Eventually he gave way to his natural instincts and begged for an onlooking youth to throw him a football during the run.
“I kept asking him to throw it to me and he almost did,” Fiebiger said after the race. “I came out for cross country for something to do and it’s a lot different than football. I’d rather be playing football.”
Also running for the BP cross country team this fall was football standout Luke Larkoski, along with volleyball players Megan Oswald, Maggie Bruns and Bobbie Bruns. Bobbie turned out to be one of BP’s top runners and she didn’t mind the extra workload or the prospect of being a four-sport athlete.
“I was actually kind of glad when they moved volleyball season so I could run cross country,” Bobbie said. “This has been a strange fall without football games on Friday nights, but it will be cool to try and be a four-sport athlete.”
Make it on the run
For some schools, the pandemic gave athletic directors new ways to get games in and probably new ways to curse.
Outbreaks across the state caused teams to postpone, reschedule or outright cancel events throughout the year. By the time the football season reached the playoffs, approximately 70 teams had shut down their program for the year – including Hayfield, which went above and beyond the call rescheduling games.
Hayfield athletic director Chris Pack did whatever he could to keep the Vikings competing, including moving the final volleyball match of the season against Blooming Prairie to a 4 p.m. start on a Wednesday, right before Gov. Tim Walz was to announce that sports would be put on hold.
But Pack’s crowning achievement came when he found out the Blooming Prairie football team was going into a two-week quarantine about 28 hours before the Awesome Blossoms and Vikings were supposed to kick-off. Pack hit the phones and scrambled for an opponent, eventually landing River Ridge, Wisconsin, for a game that was played in Caledonia. Neither team was able to practice before the game and there was only a short film session at school before kick-off, but the Vikings were able to take the field.
“It’s been a crazy year,” Pack said. “Sometimes we’ve had to be a little creative, but we want to do whatever it takes to get the kids playing.”
One last dance
Austin junior Molly Norton spent a good part of the first COVID-19 shutdown helping to feed seniors at the Mower County Senior Center, but she was glad to be back with a few of her friends this fall — even if it was in colder weather.
Norton was a member of the AHS cheerleaders, who were present for every Packer game this season – from the unseasonably warm weather opener to the final game, which dipped below freezing.
Norton, who will now miss at least a month of her dance season due to the latest shutdown, said getting on the sidelines was a much needed relief for her as she is part of the PSEO program at Riverland Community College.
“Being able to see the girls through sports and seeing people my own age is really nice. Now that they might take it away in the winter, it is a little upsetting, but we’ll get through it,” Norton said.

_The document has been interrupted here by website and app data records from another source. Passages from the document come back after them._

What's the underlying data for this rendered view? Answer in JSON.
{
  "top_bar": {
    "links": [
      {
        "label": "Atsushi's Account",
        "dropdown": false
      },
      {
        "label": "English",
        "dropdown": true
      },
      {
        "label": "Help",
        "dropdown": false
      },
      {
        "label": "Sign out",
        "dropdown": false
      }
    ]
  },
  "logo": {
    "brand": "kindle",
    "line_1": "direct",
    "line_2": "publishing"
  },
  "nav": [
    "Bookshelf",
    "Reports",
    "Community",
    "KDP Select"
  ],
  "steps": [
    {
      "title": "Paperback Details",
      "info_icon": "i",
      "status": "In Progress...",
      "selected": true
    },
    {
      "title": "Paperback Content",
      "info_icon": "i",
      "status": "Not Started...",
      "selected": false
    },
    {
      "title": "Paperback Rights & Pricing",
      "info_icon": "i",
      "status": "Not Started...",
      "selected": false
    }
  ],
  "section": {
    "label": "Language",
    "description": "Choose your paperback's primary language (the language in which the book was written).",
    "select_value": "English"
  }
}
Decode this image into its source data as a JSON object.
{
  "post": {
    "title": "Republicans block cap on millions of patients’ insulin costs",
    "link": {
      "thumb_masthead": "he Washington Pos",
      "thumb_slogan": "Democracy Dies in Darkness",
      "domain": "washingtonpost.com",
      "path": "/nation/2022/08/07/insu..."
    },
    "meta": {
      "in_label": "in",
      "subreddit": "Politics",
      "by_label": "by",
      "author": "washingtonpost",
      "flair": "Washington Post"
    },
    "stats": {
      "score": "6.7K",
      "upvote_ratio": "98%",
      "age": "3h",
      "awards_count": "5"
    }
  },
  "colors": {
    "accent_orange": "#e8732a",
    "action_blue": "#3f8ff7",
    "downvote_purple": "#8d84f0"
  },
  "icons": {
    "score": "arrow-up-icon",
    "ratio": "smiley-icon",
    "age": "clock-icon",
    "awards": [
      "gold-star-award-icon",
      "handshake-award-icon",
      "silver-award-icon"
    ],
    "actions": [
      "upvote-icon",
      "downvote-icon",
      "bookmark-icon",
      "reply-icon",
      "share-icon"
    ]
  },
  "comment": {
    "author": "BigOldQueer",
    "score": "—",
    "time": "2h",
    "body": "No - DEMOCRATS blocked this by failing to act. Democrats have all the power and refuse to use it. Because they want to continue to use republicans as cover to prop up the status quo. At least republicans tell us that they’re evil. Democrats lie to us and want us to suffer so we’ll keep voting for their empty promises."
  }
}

The cheerleaders wore masks throughout the year and they had to space out, which prevented them performing their stunts.
Austin cheerleader captain Jamie Miller said there were some adjustments, but she enjoyed the time she had on the sidelines – even in the cold.
“We were glad they didn’t play the season in March, even though it meant playing in November. Football is not football, unless it’s in the fall. The cold weather really just makes it football,” Miller said. “We’re usually closer together on the sideline, but we had to spread out. It was hard to do, but we made it work.”